▶ **Task directions**
Write only the number of lines in the entries that hold the string "with".

Items listed in a dataset:
────────────────────

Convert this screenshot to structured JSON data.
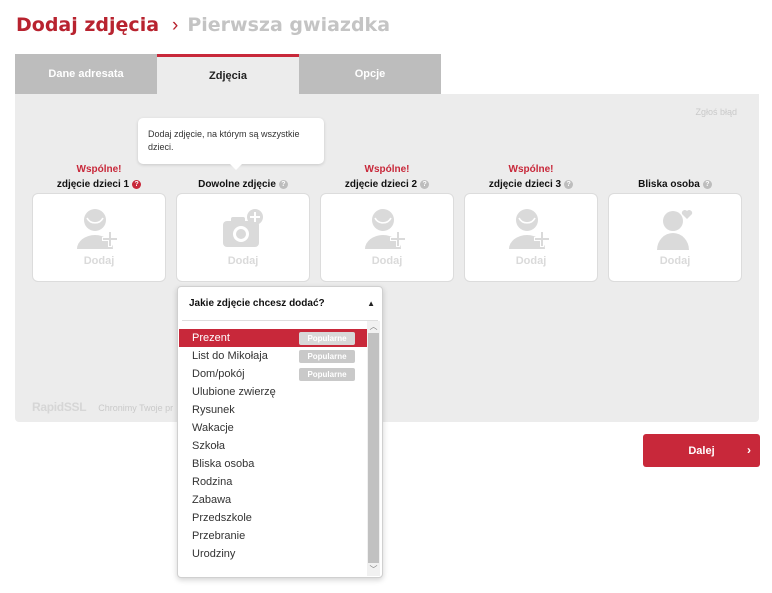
{
  "header": {
    "title": "Dodaj zdjęcia",
    "separator": "›",
    "subtitle": "Pierwsza gwiazdka"
  },
  "tabs": [
    {
      "label": "Dane adresata",
      "active": false
    },
    {
      "label": "Zdjęcia",
      "active": true
    },
    {
      "label": "Opcje",
      "active": false
    }
  ],
  "report_link": "Zgłoś błąd",
  "tooltip": "Dodaj zdjęcie, na którym są wszystkie dzieci.",
  "slots": [
    {
      "shared": "Wspólne!",
      "label": "zdjęcie dzieci 1",
      "add": "Dodaj",
      "icon": "child-add-icon"
    },
    {
      "shared": "",
      "label": "Dowolne zdjęcie",
      "add": "Dodaj",
      "icon": "camera-add-icon"
    },
    {
      "shared": "Wspólne!",
      "label": "zdjęcie dzieci 2",
      "add": "Dodaj",
      "icon": "child-add-icon"
    },
    {
      "shared": "Wspólne!",
      "label": "zdjęcie dzieci 3",
      "add": "Dodaj",
      "icon": "child-add-icon"
    },
    {
      "shared": "",
      "label": "Bliska osoba",
      "add": "Dodaj",
      "icon": "person-heart-icon"
    }
  ],
  "help_glyph": "?",
  "ssl": {
    "logo": "RapidSSL",
    "text": "Chronimy Twoje pr"
  },
  "next_button": {
    "label": "Dalej",
    "chevron": "›"
  },
  "dropdown": {
    "title": "Jakie zdjęcie chcesz dodać?",
    "caret": "▲",
    "items": [
      {
        "label": "Prezent",
        "badge": "Popularne",
        "selected": true
      },
      {
        "label": "List do Mikołaja",
        "badge": "Popularne"
      },
      {
        "label": "Dom/pokój",
        "badge": "Popularne"
      },
      {
        "label": "Ulubione zwierzę"
      },
      {
        "label": "Rysunek"
      },
      {
        "label": "Wakacje"
      },
      {
        "label": "Szkoła"
      },
      {
        "label": "Bliska osoba"
      },
      {
        "label": "Rodzina"
      },
      {
        "label": "Zabawa"
      },
      {
        "label": "Przedszkole"
      },
      {
        "label": "Przebranie"
      },
      {
        "label": "Urodziny"
      }
    ]
  },
  "colors": {
    "accent": "#c8283a",
    "panel": "#ececec",
    "tab_inactive": "#bdbdbd",
    "icon": "#dadada"
  }
}
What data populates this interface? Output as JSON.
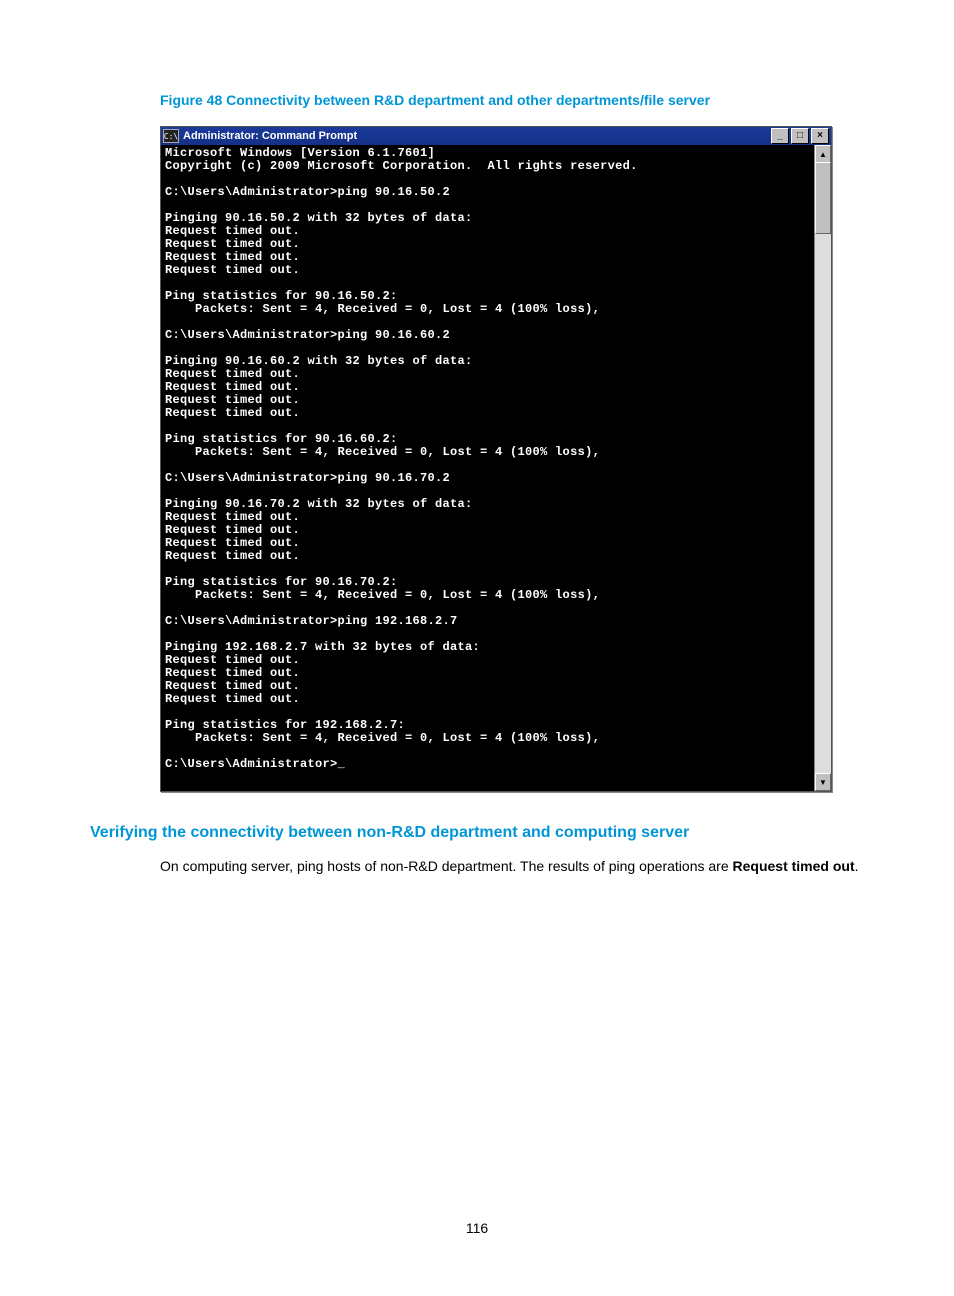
{
  "figure_caption": "Figure 48 Connectivity between R&D department and other departments/file server",
  "titlebar": {
    "icon_text": "C:\\",
    "title": "Administrator: Command Prompt",
    "min_label": "_",
    "max_label": "□",
    "close_label": "×"
  },
  "console_lines": [
    "Microsoft Windows [Version 6.1.7601]",
    "Copyright (c) 2009 Microsoft Corporation.  All rights reserved.",
    "",
    "C:\\Users\\Administrator>ping 90.16.50.2",
    "",
    "Pinging 90.16.50.2 with 32 bytes of data:",
    "Request timed out.",
    "Request timed out.",
    "Request timed out.",
    "Request timed out.",
    "",
    "Ping statistics for 90.16.50.2:",
    "    Packets: Sent = 4, Received = 0, Lost = 4 (100% loss),",
    "",
    "C:\\Users\\Administrator>ping 90.16.60.2",
    "",
    "Pinging 90.16.60.2 with 32 bytes of data:",
    "Request timed out.",
    "Request timed out.",
    "Request timed out.",
    "Request timed out.",
    "",
    "Ping statistics for 90.16.60.2:",
    "    Packets: Sent = 4, Received = 0, Lost = 4 (100% loss),",
    "",
    "C:\\Users\\Administrator>ping 90.16.70.2",
    "",
    "Pinging 90.16.70.2 with 32 bytes of data:",
    "Request timed out.",
    "Request timed out.",
    "Request timed out.",
    "Request timed out.",
    "",
    "Ping statistics for 90.16.70.2:",
    "    Packets: Sent = 4, Received = 0, Lost = 4 (100% loss),",
    "",
    "C:\\Users\\Administrator>ping 192.168.2.7",
    "",
    "Pinging 192.168.2.7 with 32 bytes of data:",
    "Request timed out.",
    "Request timed out.",
    "Request timed out.",
    "Request timed out.",
    "",
    "Ping statistics for 192.168.2.7:",
    "    Packets: Sent = 4, Received = 0, Lost = 4 (100% loss),",
    "",
    "C:\\Users\\Administrator>_"
  ],
  "section_heading": "Verifying the connectivity between non-R&D department and computing server",
  "body": {
    "pre": "On computing server, ping hosts of non-R&D department. The results of ping operations are ",
    "bold": "Request timed out",
    "post": "."
  },
  "page_number": "116",
  "scroll": {
    "up": "▲",
    "down": "▼"
  }
}
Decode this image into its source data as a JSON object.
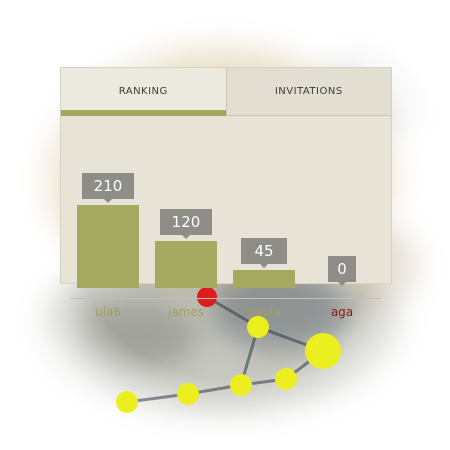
{
  "tabs": [
    {
      "label": "RANKING",
      "active": true
    },
    {
      "label": "INVITATIONS",
      "active": false
    }
  ],
  "ranking": [
    {
      "name": "ula6",
      "value": 210
    },
    {
      "name": "james",
      "value": 120
    },
    {
      "name": "paula",
      "value": 45
    },
    {
      "name": "aga",
      "value": 0
    }
  ],
  "colors": {
    "card_bg": "#e7e3d6",
    "bar": "#a5aa60",
    "value_label_bg": "#8e8d87",
    "active_underline": "#a2a75e",
    "name_text": "#9ea15d",
    "zero_name_text": "#8c1a1a",
    "network_node": "#ecef1f",
    "network_node_alert": "#e01b1b"
  }
}
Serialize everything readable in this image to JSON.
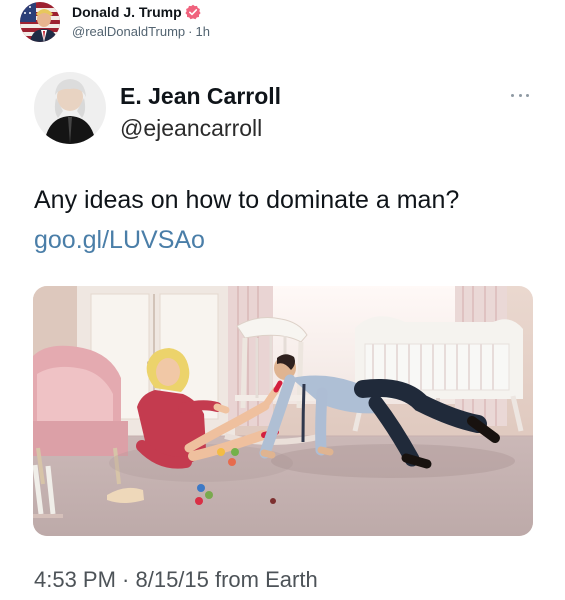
{
  "outer_post": {
    "author_name": "Donald J. Trump",
    "handle": "@realDonaldTrump",
    "separator": "·",
    "time_ago": "1h",
    "verified_color": "#f0627d"
  },
  "embedded_tweet": {
    "author_name": "E. Jean Carroll",
    "handle": "@ejeancarroll",
    "text": "Any ideas on how to dominate a man?",
    "link": "goo.gl/LUVSAo",
    "timestamp": "4:53 PM · 8/15/15 from Earth",
    "link_color": "#4a7ea8"
  },
  "icons": {
    "verified": "verified-badge-icon",
    "more": "more-options-icon"
  }
}
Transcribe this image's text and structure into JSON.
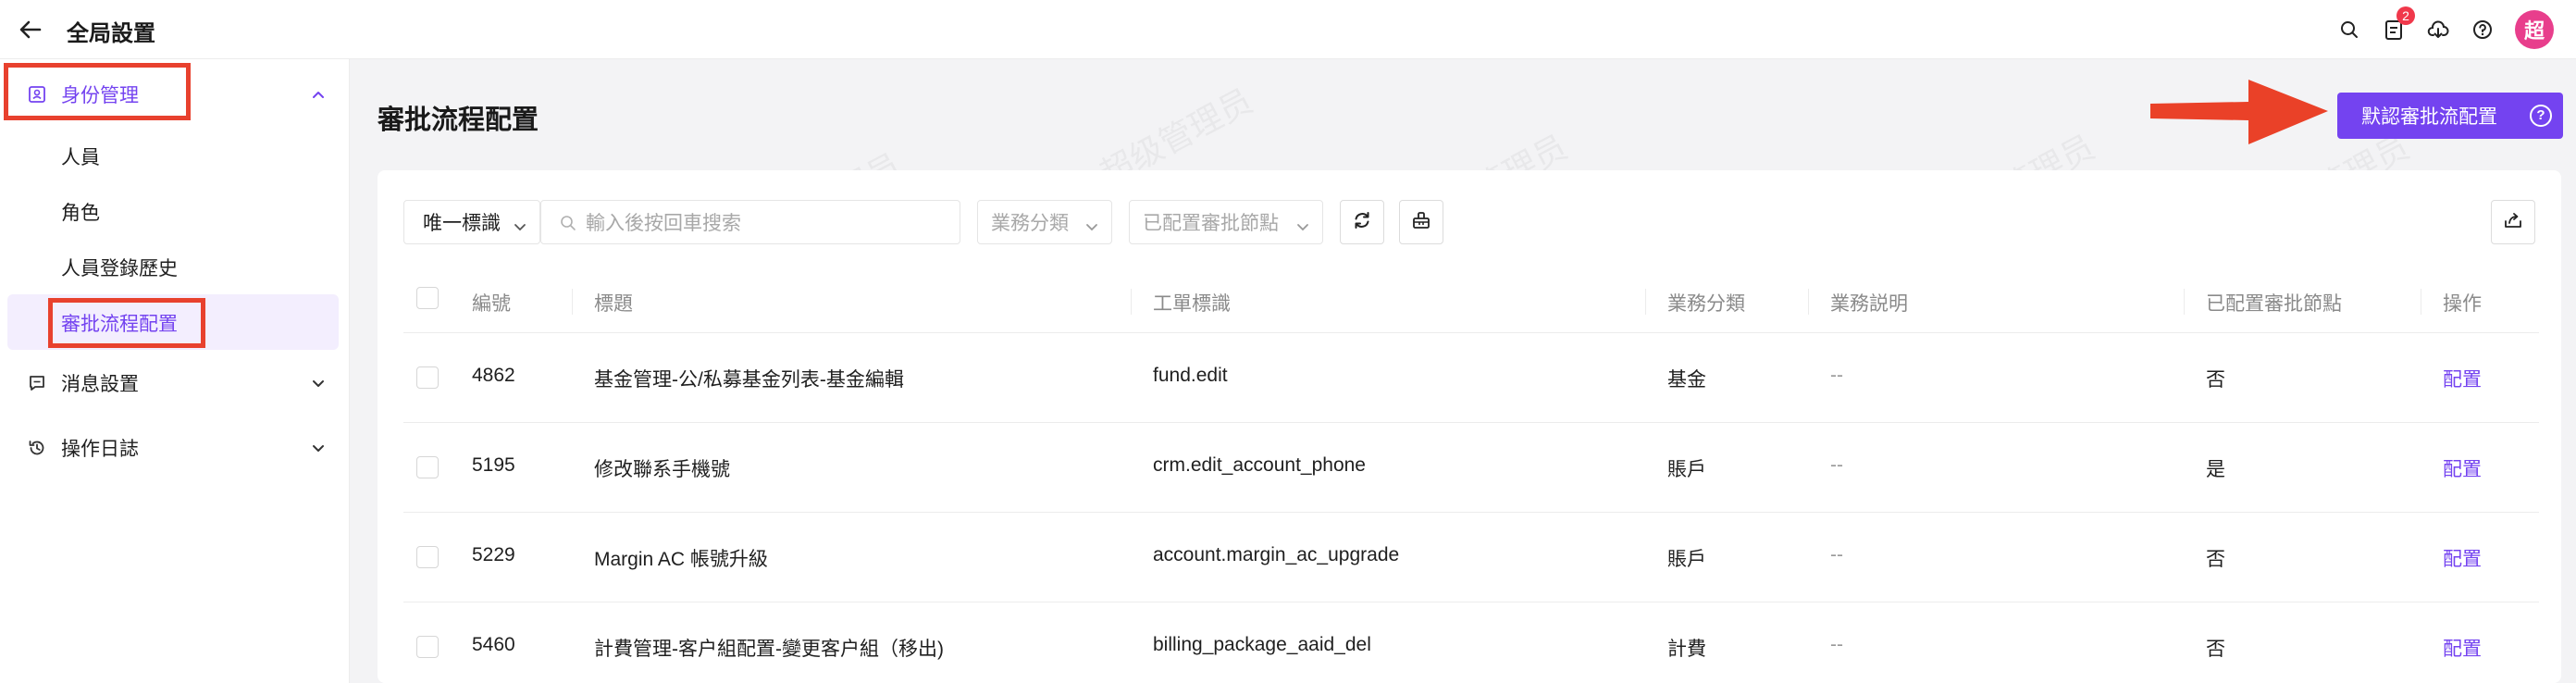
{
  "app": {
    "title": "全局設置"
  },
  "topbar": {
    "notification_count": "2",
    "avatar_text": "超"
  },
  "sidebar": {
    "groups": [
      {
        "label": "身份管理",
        "expanded": true
      },
      {
        "label": "消息設置",
        "expanded": false
      },
      {
        "label": "操作日誌",
        "expanded": false
      }
    ],
    "items": [
      {
        "label": "人員"
      },
      {
        "label": "角色"
      },
      {
        "label": "人員登錄歷史"
      },
      {
        "label": "審批流程配置",
        "active": true
      }
    ]
  },
  "page": {
    "title": "審批流程配置",
    "primary_button": "默認審批流配置",
    "help_glyph": "?"
  },
  "filters": {
    "id_select": "唯一標識",
    "search_placeholder": "輸入後按回車搜索",
    "category_placeholder": "業務分類",
    "nodes_placeholder": "已配置審批節點"
  },
  "table": {
    "columns": [
      "編號",
      "標題",
      "工單標識",
      "業務分類",
      "業務説明",
      "已配置審批節點",
      "操作"
    ],
    "rows": [
      {
        "id": "4862",
        "title": "基金管理-公/私募基金列表-基金編輯",
        "key": "fund.edit",
        "category": "基金",
        "desc": "--",
        "configured": "否",
        "action": "配置"
      },
      {
        "id": "5195",
        "title": "修改聯系手機號",
        "key": "crm.edit_account_phone",
        "category": "賬戶",
        "desc": "--",
        "configured": "是",
        "action": "配置"
      },
      {
        "id": "5229",
        "title": "Margin AC 帳號升級",
        "key": "account.margin_ac_upgrade",
        "category": "賬戶",
        "desc": "--",
        "configured": "否",
        "action": "配置"
      },
      {
        "id": "5460",
        "title": "計費管理-客户組配置-變更客户組（移出)",
        "key": "billing_package_aaid_del",
        "category": "計費",
        "desc": "--",
        "configured": "否",
        "action": "配置"
      }
    ]
  },
  "watermark": "超级管理员",
  "colors": {
    "accent": "#7443f0",
    "highlight": "#e8412e",
    "badge": "#f0384b",
    "avatar": "#e83e8c"
  }
}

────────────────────

▶ **Exercise result**
4